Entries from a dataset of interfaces
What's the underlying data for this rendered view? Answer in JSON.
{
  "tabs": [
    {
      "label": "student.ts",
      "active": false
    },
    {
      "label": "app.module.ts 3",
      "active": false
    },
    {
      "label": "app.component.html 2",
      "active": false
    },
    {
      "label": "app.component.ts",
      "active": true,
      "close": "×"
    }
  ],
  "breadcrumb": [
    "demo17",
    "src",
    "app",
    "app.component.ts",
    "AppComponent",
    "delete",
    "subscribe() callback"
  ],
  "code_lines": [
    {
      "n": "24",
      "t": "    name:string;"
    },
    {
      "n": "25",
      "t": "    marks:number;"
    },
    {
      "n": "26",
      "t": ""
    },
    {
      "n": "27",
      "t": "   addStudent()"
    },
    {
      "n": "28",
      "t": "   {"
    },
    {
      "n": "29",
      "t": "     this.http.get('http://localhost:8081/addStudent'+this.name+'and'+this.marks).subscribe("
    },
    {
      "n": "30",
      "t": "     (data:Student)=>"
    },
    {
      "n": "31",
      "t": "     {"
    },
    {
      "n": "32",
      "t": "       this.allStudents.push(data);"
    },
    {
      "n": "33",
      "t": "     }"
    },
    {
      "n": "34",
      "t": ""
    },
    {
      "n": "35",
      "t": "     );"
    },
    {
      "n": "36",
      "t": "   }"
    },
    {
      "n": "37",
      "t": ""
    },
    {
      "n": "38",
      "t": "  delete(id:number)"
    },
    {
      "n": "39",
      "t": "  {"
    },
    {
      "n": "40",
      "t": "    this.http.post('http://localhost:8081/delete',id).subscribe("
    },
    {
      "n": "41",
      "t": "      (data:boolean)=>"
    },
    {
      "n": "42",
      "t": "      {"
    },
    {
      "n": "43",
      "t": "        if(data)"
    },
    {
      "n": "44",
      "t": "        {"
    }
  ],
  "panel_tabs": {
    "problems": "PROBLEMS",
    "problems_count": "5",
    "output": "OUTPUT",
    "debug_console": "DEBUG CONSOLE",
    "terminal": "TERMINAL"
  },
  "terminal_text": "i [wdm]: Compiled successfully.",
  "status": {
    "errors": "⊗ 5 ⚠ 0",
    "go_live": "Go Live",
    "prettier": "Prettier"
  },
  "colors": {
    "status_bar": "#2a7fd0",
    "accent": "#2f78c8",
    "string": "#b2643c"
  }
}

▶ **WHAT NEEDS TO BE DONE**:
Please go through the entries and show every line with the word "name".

▶ **SOLUTION TO THE PROBLEM**:
      "t": "    name:string;"
      "t": "     this.http.get('http://localhost:8081/addStudent'+this.name+'and'+this.marks).subscribe("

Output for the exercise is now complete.